Directions: Since only part of the records is wanted, repeat exactly the lines from the one containing "Convert this screenshot" through the last line, both included.

Given entries:
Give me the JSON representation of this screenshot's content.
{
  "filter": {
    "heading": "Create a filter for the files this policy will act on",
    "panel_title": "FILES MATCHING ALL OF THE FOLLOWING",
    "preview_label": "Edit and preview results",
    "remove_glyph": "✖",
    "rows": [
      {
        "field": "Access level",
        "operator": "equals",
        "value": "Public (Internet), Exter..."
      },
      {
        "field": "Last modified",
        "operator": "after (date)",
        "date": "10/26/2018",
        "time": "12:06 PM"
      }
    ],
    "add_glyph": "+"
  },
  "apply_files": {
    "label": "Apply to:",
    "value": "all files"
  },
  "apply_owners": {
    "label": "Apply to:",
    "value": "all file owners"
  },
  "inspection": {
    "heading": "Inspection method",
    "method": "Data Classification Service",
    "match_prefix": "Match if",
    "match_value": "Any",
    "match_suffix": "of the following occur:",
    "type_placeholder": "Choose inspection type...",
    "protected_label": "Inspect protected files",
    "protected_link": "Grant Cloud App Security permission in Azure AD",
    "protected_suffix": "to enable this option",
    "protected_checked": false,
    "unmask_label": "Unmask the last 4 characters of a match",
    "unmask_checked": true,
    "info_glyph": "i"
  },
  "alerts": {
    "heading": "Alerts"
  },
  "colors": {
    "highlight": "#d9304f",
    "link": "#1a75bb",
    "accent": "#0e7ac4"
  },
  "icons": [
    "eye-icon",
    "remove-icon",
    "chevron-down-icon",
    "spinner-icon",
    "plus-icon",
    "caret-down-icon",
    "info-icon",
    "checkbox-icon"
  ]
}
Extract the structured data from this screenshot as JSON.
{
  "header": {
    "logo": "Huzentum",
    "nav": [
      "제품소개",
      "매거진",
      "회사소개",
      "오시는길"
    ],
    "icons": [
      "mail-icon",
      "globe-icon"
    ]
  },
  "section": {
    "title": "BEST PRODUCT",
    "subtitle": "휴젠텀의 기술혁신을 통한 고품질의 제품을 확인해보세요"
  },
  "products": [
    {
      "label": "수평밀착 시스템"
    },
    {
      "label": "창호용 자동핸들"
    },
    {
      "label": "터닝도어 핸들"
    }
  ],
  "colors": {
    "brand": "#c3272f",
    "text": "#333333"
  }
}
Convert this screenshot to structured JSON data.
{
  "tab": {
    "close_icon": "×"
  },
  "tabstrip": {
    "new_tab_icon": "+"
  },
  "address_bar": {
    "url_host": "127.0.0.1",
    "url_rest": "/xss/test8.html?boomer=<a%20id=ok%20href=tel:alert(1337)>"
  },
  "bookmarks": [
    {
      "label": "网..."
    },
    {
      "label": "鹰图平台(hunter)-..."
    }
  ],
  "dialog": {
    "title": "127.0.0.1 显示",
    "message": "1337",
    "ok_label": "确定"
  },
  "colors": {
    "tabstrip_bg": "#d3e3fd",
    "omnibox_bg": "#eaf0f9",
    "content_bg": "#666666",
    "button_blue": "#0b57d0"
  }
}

Completed task:
Convert this screenshot to structured JSON data.
{
  "tab": {
    "close_icon": "×"
  },
  "tabstrip": {
    "new_tab_icon": "+"
  },
  "address_bar": {
    "url_host": "127.0.0.1",
    "url_rest": "/xss/test8.html?boomer=<a%20id=ok%20href=tel:alert(1337)>"
  },
  "bookmarks": [
    {
      "label": "网..."
    },
    {
      "label": "鹰图平台(hunter)-..."
    }
  ],
  "dialog": {
    "title": "127.0.0.1 显示",
    "message": "1337",
    "ok_label": "确定"
  },
  "colors": {
    "tabstrip_bg": "#d3e3fd",
    "omnibox_bg": "#eaf0f9",
    "content_bg": "#666666",
    "button_blue": "#0b57d0"
  }
}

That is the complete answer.